[RECORDS SUPPLIED — start]

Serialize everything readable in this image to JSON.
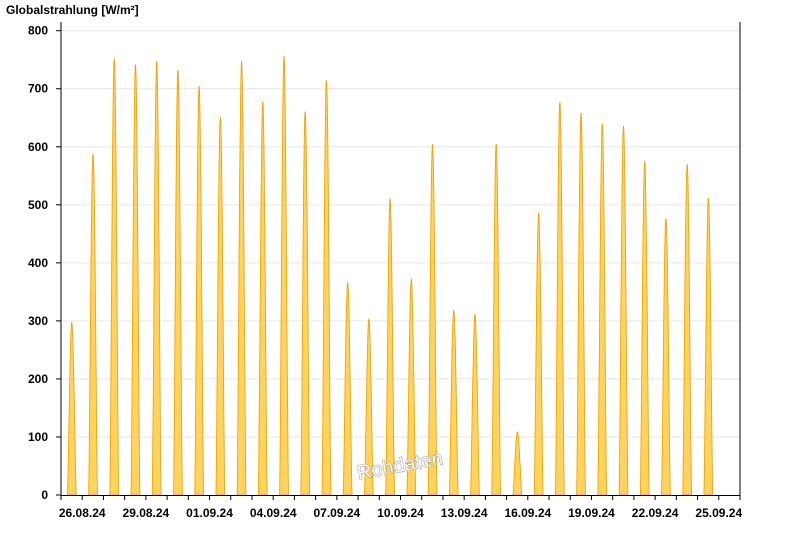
{
  "chart_data": {
    "type": "area",
    "title": "Globalstrahlung [W/m²]",
    "xlabel": "",
    "ylabel": "Globalstrahlung [W/m²]",
    "ylim": [
      0,
      815
    ],
    "yticks": [
      0,
      100,
      200,
      300,
      400,
      500,
      600,
      700,
      800
    ],
    "grid": true,
    "legend": "none",
    "watermark": "Rohdaten",
    "xlim_days": [
      "25.08.24",
      "26.09.24"
    ],
    "xtick_labels": [
      "26.08.24",
      "29.08.24",
      "01.09.24",
      "04.09.24",
      "07.09.24",
      "10.09.24",
      "13.09.24",
      "16.09.24",
      "19.09.24",
      "22.09.24",
      "25.09.24"
    ],
    "colors": {
      "fill": "#ffd35c",
      "stroke": "#ee9b00",
      "grid": "#e6e6e6",
      "axis": "#000000"
    },
    "series": [
      {
        "name": "",
        "daily_peaks": [
          {
            "date": "25.08.24",
            "peak": 297
          },
          {
            "date": "26.08.24",
            "peak": 588
          },
          {
            "date": "27.08.24",
            "peak": 752
          },
          {
            "date": "28.08.24",
            "peak": 742
          },
          {
            "date": "29.08.24",
            "peak": 748
          },
          {
            "date": "30.08.24",
            "peak": 733
          },
          {
            "date": "31.08.24",
            "peak": 705
          },
          {
            "date": "01.09.24",
            "peak": 651
          },
          {
            "date": "02.09.24",
            "peak": 748
          },
          {
            "date": "03.09.24",
            "peak": 678
          },
          {
            "date": "04.09.24",
            "peak": 757
          },
          {
            "date": "05.09.24",
            "peak": 661
          },
          {
            "date": "06.09.24",
            "peak": 714
          },
          {
            "date": "07.09.24",
            "peak": 366
          },
          {
            "date": "08.09.24",
            "peak": 303
          },
          {
            "date": "09.09.24",
            "peak": 511
          },
          {
            "date": "10.09.24",
            "peak": 372
          },
          {
            "date": "11.09.24",
            "peak": 604
          },
          {
            "date": "12.09.24",
            "peak": 318
          },
          {
            "date": "13.09.24",
            "peak": 311
          },
          {
            "date": "14.09.24",
            "peak": 605
          },
          {
            "date": "15.09.24",
            "peak": 109
          },
          {
            "date": "16.09.24",
            "peak": 486
          },
          {
            "date": "17.09.24",
            "peak": 677
          },
          {
            "date": "18.09.24",
            "peak": 658
          },
          {
            "date": "19.09.24",
            "peak": 640
          },
          {
            "date": "20.09.24",
            "peak": 636
          },
          {
            "date": "21.09.24",
            "peak": 575
          },
          {
            "date": "22.09.24",
            "peak": 476
          },
          {
            "date": "23.09.24",
            "peak": 570
          },
          {
            "date": "24.09.24",
            "peak": 512
          }
        ]
      }
    ]
  }
}
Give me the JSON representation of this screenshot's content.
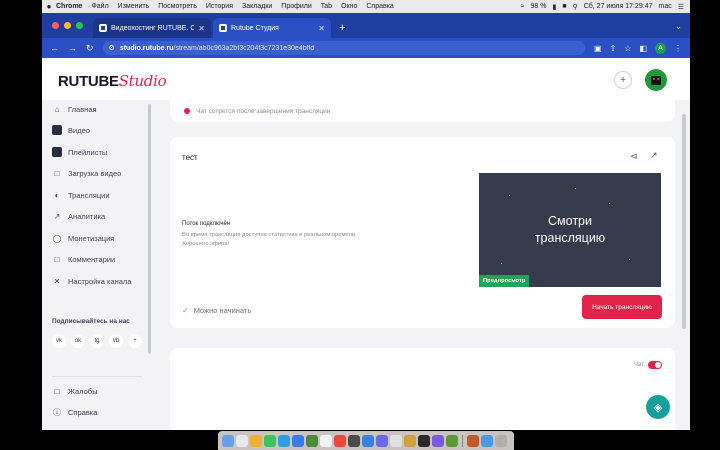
{
  "menubar": {
    "apple": "",
    "items": [
      "Chrome",
      "Файл",
      "Изменить",
      "Посмотреть",
      "История",
      "Закладки",
      "Профили",
      "Tab",
      "Окно",
      "Справка"
    ],
    "battery": "98 %",
    "datetime": "Сб, 27 июля  17:29:47",
    "user": "mac"
  },
  "browser": {
    "tabs": [
      {
        "title": "Видеохостинг RUTUBE. Смот",
        "active": false
      },
      {
        "title": "Rutube Студия",
        "active": true
      }
    ],
    "new_tab": "+",
    "url_host": "studio.rutube.ru",
    "url_path": "/stream/ab0c963a2bf3c204f3c7231e30e4bffd",
    "profile_initial": "A"
  },
  "logo": {
    "main": "RUTUBE",
    "accent": "Studio"
  },
  "sidebar": {
    "items": [
      {
        "label": "Главная",
        "icon": "home-icon"
      },
      {
        "label": "Видео",
        "icon": "video-icon"
      },
      {
        "label": "Плейлисты",
        "icon": "playlist-icon"
      },
      {
        "label": "Загрузка видео",
        "icon": "upload-icon"
      },
      {
        "label": "Трансляции",
        "icon": "broadcast-icon"
      },
      {
        "label": "Аналитика",
        "icon": "analytics-icon"
      },
      {
        "label": "Монетизация",
        "icon": "monetization-icon"
      },
      {
        "label": "Комментарии",
        "icon": "comments-icon"
      },
      {
        "label": "Настройка канала",
        "icon": "settings-icon"
      }
    ],
    "follow_label": "Подписывайтесь на нас",
    "social": [
      "vk",
      "ok",
      "tg",
      "vb",
      "+"
    ],
    "bottom_items": [
      {
        "label": "Жалобы",
        "icon": "complaints-icon"
      },
      {
        "label": "Справка",
        "icon": "help-icon"
      }
    ]
  },
  "notice": {
    "text": "Чат сотрется после завершения трансляции"
  },
  "stream": {
    "title": "тест",
    "status_heading": "Поток подключён",
    "status_text_1": "Во время трансляции доступна статистика в реальном времени.",
    "status_text_2": "Хорошего эфира!",
    "preview_line1": "Смотри",
    "preview_line2": "трансляцию",
    "preview_tag": "Предпросмотр",
    "ready_label": "Можно начинать",
    "start_button": "Начать трансляцию"
  },
  "chat": {
    "label": "Чат",
    "enabled": true
  },
  "colors": {
    "brand": "#e0234a",
    "browser_chrome": "#2a4fc4",
    "preview_bg": "#343b4a",
    "success": "#22a35a"
  },
  "dock": {
    "icon_colors": [
      "#6aa0e8",
      "#e8e8e8",
      "#f0b030",
      "#3bc45a",
      "#2ea0e0",
      "#3a7ae8",
      "#4a8a3a",
      "#f2f2f2",
      "#e84a3a",
      "#4a4a4a",
      "#3a80e0",
      "#6a6ae8",
      "#e0e0e0",
      "#d0a040",
      "#2a2a2a",
      "#7a5ae0",
      "#5a9a3a",
      "#c05a2a",
      "#4a9ae8",
      "#b0b0b0"
    ]
  }
}
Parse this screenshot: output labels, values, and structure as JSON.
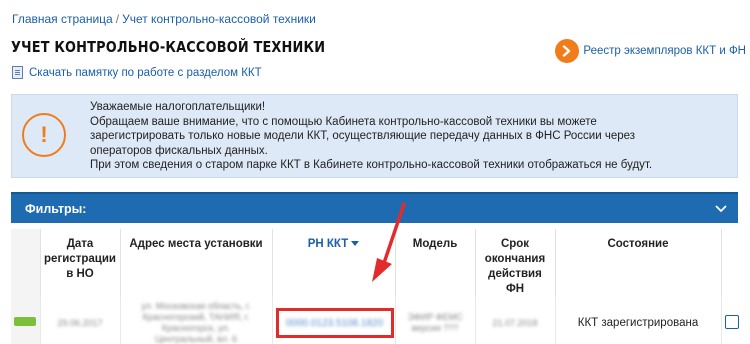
{
  "breadcrumb": {
    "home": "Главная страница",
    "separator": "/",
    "current": "Учет контрольно-кассовой техники"
  },
  "header": {
    "title": "УЧЕТ КОНТРОЛЬНО-КАССОВОЙ ТЕХНИКИ",
    "download_link": "Скачать памятку по работе с разделом ККТ",
    "registry_link": "Реестр экземпляров ККТ и ФН"
  },
  "notice": {
    "lines": [
      "Уважаемые налогоплательщики!",
      "Обращаем ваше внимание, что с помощью Кабинета контрольно-кассовой техники вы можете",
      "зарегистрировать только новые модели ККТ, осуществляющие передачу данных в ФНС России через",
      "операторов фискальных данных.",
      "При этом сведения о старом парке ККТ в Кабинете контрольно-кассовой техники отображаться не будут."
    ],
    "icon_glyph": "!"
  },
  "filters": {
    "label": "Фильтры:"
  },
  "table": {
    "headers": {
      "date": [
        "Дата",
        "регистрации",
        "в НО"
      ],
      "address": "Адрес места установки",
      "rn": "РН ККТ",
      "model": "Модель",
      "term": [
        "Срок",
        "окончания",
        "действия ФН"
      ],
      "state": "Состояние"
    },
    "row": {
      "date": "29.06.2017",
      "address": [
        "ул. Московская область, г.",
        "Красногорский, ТАНИЯ, г.",
        "Красногорск, ул.",
        "Центральный, вл. 6"
      ],
      "rn": "0000.0123.5108.1820",
      "model": [
        "ЭФИР ФЕМС",
        "версия ???"
      ],
      "term": "21.07.2018",
      "state": "ККТ зарегистрирована"
    }
  },
  "colors": {
    "accent_blue": "#1e6bb2",
    "orange": "#f07d1a",
    "highlight_red": "#e32b2b",
    "status_green": "#7dbf3b",
    "notice_bg": "#dde9f6"
  }
}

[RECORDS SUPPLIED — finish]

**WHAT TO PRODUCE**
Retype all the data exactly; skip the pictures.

**TASK SOLUTION**
Serialize everything readable in this image to JSON.
{
  "chart_data": {
    "type": "area",
    "title": "Globalstrahlung [W/m²]",
    "xlabel": "",
    "ylabel": "Globalstrahlung [W/m²]",
    "ylim": [
      0,
      815
    ],
    "yticks": [
      0,
      100,
      200,
      300,
      400,
      500,
      600,
      700,
      800
    ],
    "grid": true,
    "legend": "none",
    "watermark": "Rohdaten",
    "xlim_days": [
      "25.08.24",
      "26.09.24"
    ],
    "xtick_labels": [
      "26.08.24",
      "29.08.24",
      "01.09.24",
      "04.09.24",
      "07.09.24",
      "10.09.24",
      "13.09.24",
      "16.09.24",
      "19.09.24",
      "22.09.24",
      "25.09.24"
    ],
    "colors": {
      "fill": "#ffd35c",
      "stroke": "#ee9b00",
      "grid": "#e6e6e6",
      "axis": "#000000"
    },
    "series": [
      {
        "name": "",
        "daily_peaks": [
          {
            "date": "25.08.24",
            "peak": 297
          },
          {
            "date": "26.08.24",
            "peak": 588
          },
          {
            "date": "27.08.24",
            "peak": 752
          },
          {
            "date": "28.08.24",
            "peak": 742
          },
          {
            "date": "29.08.24",
            "peak": 748
          },
          {
            "date": "30.08.24",
            "peak": 733
          },
          {
            "date": "31.08.24",
            "peak": 705
          },
          {
            "date": "01.09.24",
            "peak": 651
          },
          {
            "date": "02.09.24",
            "peak": 748
          },
          {
            "date": "03.09.24",
            "peak": 678
          },
          {
            "date": "04.09.24",
            "peak": 757
          },
          {
            "date": "05.09.24",
            "peak": 661
          },
          {
            "date": "06.09.24",
            "peak": 714
          },
          {
            "date": "07.09.24",
            "peak": 366
          },
          {
            "date": "08.09.24",
            "peak": 303
          },
          {
            "date": "09.09.24",
            "peak": 511
          },
          {
            "date": "10.09.24",
            "peak": 372
          },
          {
            "date": "11.09.24",
            "peak": 604
          },
          {
            "date": "12.09.24",
            "peak": 318
          },
          {
            "date": "13.09.24",
            "peak": 311
          },
          {
            "date": "14.09.24",
            "peak": 605
          },
          {
            "date": "15.09.24",
            "peak": 109
          },
          {
            "date": "16.09.24",
            "peak": 486
          },
          {
            "date": "17.09.24",
            "peak": 677
          },
          {
            "date": "18.09.24",
            "peak": 658
          },
          {
            "date": "19.09.24",
            "peak": 640
          },
          {
            "date": "20.09.24",
            "peak": 636
          },
          {
            "date": "21.09.24",
            "peak": 575
          },
          {
            "date": "22.09.24",
            "peak": 476
          },
          {
            "date": "23.09.24",
            "peak": 570
          },
          {
            "date": "24.09.24",
            "peak": 512
          }
        ]
      }
    ]
  }
}
Give me the JSON representation of this screenshot's content.
{
  "menubar": {
    "apple": "",
    "items": [
      "Chrome",
      "Файл",
      "Изменить",
      "Посмотреть",
      "История",
      "Закладки",
      "Профили",
      "Tab",
      "Окно",
      "Справка"
    ],
    "battery": "98 %",
    "datetime": "Сб, 27 июля  17:29:47",
    "user": "mac"
  },
  "browser": {
    "tabs": [
      {
        "title": "Видеохостинг RUTUBE. Смот",
        "active": false
      },
      {
        "title": "Rutube Студия",
        "active": true
      }
    ],
    "new_tab": "+",
    "url_host": "studio.rutube.ru",
    "url_path": "/stream/ab0c963a2bf3c204f3c7231e30e4bffd",
    "profile_initial": "A"
  },
  "logo": {
    "main": "RUTUBE",
    "accent": "Studio"
  },
  "sidebar": {
    "items": [
      {
        "label": "Главная",
        "icon": "home-icon"
      },
      {
        "label": "Видео",
        "icon": "video-icon"
      },
      {
        "label": "Плейлисты",
        "icon": "playlist-icon"
      },
      {
        "label": "Загрузка видео",
        "icon": "upload-icon"
      },
      {
        "label": "Трансляции",
        "icon": "broadcast-icon"
      },
      {
        "label": "Аналитика",
        "icon": "analytics-icon"
      },
      {
        "label": "Монетизация",
        "icon": "monetization-icon"
      },
      {
        "label": "Комментарии",
        "icon": "comments-icon"
      },
      {
        "label": "Настройка канала",
        "icon": "settings-icon"
      }
    ],
    "follow_label": "Подписывайтесь на нас",
    "social": [
      "vk",
      "ok",
      "tg",
      "vb",
      "+"
    ],
    "bottom_items": [
      {
        "label": "Жалобы",
        "icon": "complaints-icon"
      },
      {
        "label": "Справка",
        "icon": "help-icon"
      }
    ]
  },
  "notice": {
    "text": "Чат сотрется после завершения трансляции"
  },
  "stream": {
    "title": "тест",
    "status_heading": "Поток подключён",
    "status_text_1": "Во время трансляции доступна статистика в реальном времени.",
    "status_text_2": "Хорошего эфира!",
    "preview_line1": "Смотри",
    "preview_line2": "трансляцию",
    "preview_tag": "Предпросмотр",
    "ready_label": "Можно начинать",
    "start_button": "Начать трансляцию"
  },
  "chat": {
    "label": "Чат",
    "enabled": true
  },
  "colors": {
    "brand": "#e0234a",
    "browser_chrome": "#2a4fc4",
    "preview_bg": "#343b4a",
    "success": "#22a35a"
  },
  "dock": {
    "icon_colors": [
      "#6aa0e8",
      "#e8e8e8",
      "#f0b030",
      "#3bc45a",
      "#2ea0e0",
      "#3a7ae8",
      "#4a8a3a",
      "#f2f2f2",
      "#e84a3a",
      "#4a4a4a",
      "#3a80e0",
      "#6a6ae8",
      "#e0e0e0",
      "#d0a040",
      "#2a2a2a",
      "#7a5ae0",
      "#5a9a3a",
      "#c05a2a",
      "#4a9ae8",
      "#b0b0b0"
    ]
  }
}
Parse this screenshot: output labels, values, and structure as JSON.
{
  "breadcrumb": {
    "home": "Главная страница",
    "separator": "/",
    "current": "Учет контрольно-кассовой техники"
  },
  "header": {
    "title": "УЧЕТ КОНТРОЛЬНО-КАССОВОЙ ТЕХНИКИ",
    "download_link": "Скачать памятку по работе с разделом ККТ",
    "registry_link": "Реестр экземпляров ККТ и ФН"
  },
  "notice": {
    "lines": [
      "Уважаемые налогоплательщики!",
      "Обращаем ваше внимание, что с помощью Кабинета контрольно-кассовой техники вы можете",
      "зарегистрировать только новые модели ККТ, осуществляющие передачу данных в ФНС России через",
      "операторов фискальных данных.",
      "При этом сведения о старом парке ККТ в Кабинете контрольно-кассовой техники отображаться не будут."
    ],
    "icon_glyph": "!"
  },
  "filters": {
    "label": "Фильтры:"
  },
  "table": {
    "headers": {
      "date": [
        "Дата",
        "регистрации",
        "в НО"
      ],
      "address": "Адрес места установки",
      "rn": "РН ККТ",
      "model": "Модель",
      "term": [
        "Срок",
        "окончания",
        "действия ФН"
      ],
      "state": "Состояние"
    },
    "row": {
      "date": "29.06.2017",
      "address": [
        "ул. Московская область, г.",
        "Красногорский, ТАНИЯ, г.",
        "Красногорск, ул.",
        "Центральный, вл. 6"
      ],
      "rn": "0000.0123.5108.1820",
      "model": [
        "ЭФИР ФЕМС",
        "версия ???"
      ],
      "term": "21.07.2018",
      "state": "ККТ зарегистрирована"
    }
  },
  "colors": {
    "accent_blue": "#1e6bb2",
    "orange": "#f07d1a",
    "highlight_red": "#e32b2b",
    "status_green": "#7dbf3b",
    "notice_bg": "#dde9f6"
  }
}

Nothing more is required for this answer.